Bacteria are steadily becoming less and less responsive to currently available antibiotics. Together with members of the public, we explored the hot topic of ‘antimicrobial resistance’ at the European Researchers’ Night on 27 September 2019 in Padua, Italy. Every year in the EU alone, an estimated 33,000 people die as a result of infections that cannot be treated with antimicrobial drugs. Sure enough, the World Health Organization (WHO) has placed the growth of antimicrobial resistance on its list of top five threats to global health in 2019.
A total of 57 people took part in the interactive WHO online survey, and the results proved eye-opening! 21% of respondents believed that antibiotics were effective against viruses or all microorganisms. Meanwhile, only one third of people interviewed knew that the overuse of antibiotics leads to higher levels of resistance in microbes, and not in the human body itself.
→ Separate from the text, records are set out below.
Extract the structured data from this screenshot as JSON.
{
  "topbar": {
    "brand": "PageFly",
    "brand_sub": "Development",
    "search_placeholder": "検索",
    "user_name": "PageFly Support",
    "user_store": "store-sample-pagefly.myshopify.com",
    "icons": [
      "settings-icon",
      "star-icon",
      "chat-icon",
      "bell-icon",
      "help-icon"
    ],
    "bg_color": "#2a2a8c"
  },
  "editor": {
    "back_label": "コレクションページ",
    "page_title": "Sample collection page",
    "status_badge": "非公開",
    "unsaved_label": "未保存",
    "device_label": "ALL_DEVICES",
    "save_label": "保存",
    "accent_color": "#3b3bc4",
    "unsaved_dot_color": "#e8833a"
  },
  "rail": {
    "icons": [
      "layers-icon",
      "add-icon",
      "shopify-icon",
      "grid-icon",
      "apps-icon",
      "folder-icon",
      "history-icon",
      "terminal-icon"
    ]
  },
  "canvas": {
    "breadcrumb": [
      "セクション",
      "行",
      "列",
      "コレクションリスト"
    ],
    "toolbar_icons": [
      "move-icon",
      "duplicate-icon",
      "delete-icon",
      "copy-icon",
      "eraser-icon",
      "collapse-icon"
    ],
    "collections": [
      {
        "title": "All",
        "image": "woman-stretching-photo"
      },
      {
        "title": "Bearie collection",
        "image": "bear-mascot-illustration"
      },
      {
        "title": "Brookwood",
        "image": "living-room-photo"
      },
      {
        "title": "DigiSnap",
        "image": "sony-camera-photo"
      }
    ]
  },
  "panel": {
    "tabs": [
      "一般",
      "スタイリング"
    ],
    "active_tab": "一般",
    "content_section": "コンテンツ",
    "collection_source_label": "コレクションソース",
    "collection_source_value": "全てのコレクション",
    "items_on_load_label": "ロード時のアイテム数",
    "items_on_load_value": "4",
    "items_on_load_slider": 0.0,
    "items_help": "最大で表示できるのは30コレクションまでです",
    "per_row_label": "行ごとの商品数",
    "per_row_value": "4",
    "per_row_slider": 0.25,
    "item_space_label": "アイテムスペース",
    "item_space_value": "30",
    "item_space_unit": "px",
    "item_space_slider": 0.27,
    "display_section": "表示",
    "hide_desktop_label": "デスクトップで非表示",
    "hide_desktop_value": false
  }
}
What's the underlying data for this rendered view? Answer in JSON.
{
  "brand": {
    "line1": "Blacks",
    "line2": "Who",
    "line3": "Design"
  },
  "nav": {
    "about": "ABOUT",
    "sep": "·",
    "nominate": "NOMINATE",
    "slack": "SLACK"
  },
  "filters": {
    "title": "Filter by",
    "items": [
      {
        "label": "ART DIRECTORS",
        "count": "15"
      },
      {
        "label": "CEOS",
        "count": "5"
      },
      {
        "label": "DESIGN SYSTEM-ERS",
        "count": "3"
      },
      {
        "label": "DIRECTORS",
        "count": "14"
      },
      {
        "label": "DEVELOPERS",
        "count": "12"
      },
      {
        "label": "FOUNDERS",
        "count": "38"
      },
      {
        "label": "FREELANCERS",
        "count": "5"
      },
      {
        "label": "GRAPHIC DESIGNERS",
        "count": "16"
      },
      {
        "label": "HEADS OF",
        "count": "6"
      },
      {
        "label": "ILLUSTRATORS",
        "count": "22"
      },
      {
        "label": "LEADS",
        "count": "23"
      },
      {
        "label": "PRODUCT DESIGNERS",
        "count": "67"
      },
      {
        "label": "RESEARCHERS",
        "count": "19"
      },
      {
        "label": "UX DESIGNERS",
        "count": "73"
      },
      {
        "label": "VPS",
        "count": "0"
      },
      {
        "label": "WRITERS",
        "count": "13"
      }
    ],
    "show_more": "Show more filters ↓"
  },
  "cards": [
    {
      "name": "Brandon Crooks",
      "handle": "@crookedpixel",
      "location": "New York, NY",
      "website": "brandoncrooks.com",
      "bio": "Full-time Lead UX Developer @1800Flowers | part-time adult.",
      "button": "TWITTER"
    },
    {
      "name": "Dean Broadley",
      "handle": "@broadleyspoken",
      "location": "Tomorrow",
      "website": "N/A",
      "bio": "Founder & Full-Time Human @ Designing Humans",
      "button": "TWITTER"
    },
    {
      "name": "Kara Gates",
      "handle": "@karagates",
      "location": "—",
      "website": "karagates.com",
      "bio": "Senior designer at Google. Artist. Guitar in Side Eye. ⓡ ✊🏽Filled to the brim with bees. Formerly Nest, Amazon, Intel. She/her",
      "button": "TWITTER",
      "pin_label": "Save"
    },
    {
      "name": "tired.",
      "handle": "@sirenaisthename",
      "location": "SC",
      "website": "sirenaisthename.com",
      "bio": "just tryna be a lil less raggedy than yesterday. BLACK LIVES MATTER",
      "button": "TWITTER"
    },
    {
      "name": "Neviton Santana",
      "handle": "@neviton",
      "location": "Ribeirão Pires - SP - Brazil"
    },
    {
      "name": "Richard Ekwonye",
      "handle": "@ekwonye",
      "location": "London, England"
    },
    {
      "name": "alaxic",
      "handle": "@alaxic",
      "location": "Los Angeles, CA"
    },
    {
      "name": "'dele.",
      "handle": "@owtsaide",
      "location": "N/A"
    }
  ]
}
It’s clear there is still much work to be done to fill the knowledge gaps on this critical issue. Scientific and academic institutions need to continue strengthening their efforts to make people aware that every one of us is responsible for halting the rise in antimicrobial resistance. Wash your hands properly, always seek for medical advice before taking an antibiotic and remember that drug resistance is becoming a problem not only in people, but also in animals, especially those used for food production, as well as in the environment. Without the proper action today, there will be no cure tomorrow!